### PROBLEM DETAILS:
Search the records for the word "this". Copy every line where it appears.

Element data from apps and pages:
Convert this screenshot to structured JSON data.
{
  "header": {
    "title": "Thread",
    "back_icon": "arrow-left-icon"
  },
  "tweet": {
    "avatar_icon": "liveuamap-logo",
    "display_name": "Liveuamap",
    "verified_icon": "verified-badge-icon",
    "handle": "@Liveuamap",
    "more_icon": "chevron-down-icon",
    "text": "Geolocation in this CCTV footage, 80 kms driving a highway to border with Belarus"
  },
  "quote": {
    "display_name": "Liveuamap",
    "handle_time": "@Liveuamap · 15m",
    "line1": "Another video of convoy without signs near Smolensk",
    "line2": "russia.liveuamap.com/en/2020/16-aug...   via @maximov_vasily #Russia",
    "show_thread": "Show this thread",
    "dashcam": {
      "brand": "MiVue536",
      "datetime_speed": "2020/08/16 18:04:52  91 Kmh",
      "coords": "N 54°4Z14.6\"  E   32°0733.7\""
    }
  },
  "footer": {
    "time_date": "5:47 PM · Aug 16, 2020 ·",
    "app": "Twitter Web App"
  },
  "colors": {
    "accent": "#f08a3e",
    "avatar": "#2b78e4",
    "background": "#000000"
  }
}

### REPLY:
Convert this screenshot to structured JSON data.
    "text": "Geolocation in this CCTV footage, 80 kms driving a highway to border with Belarus"
    "show_thread": "Show this thread",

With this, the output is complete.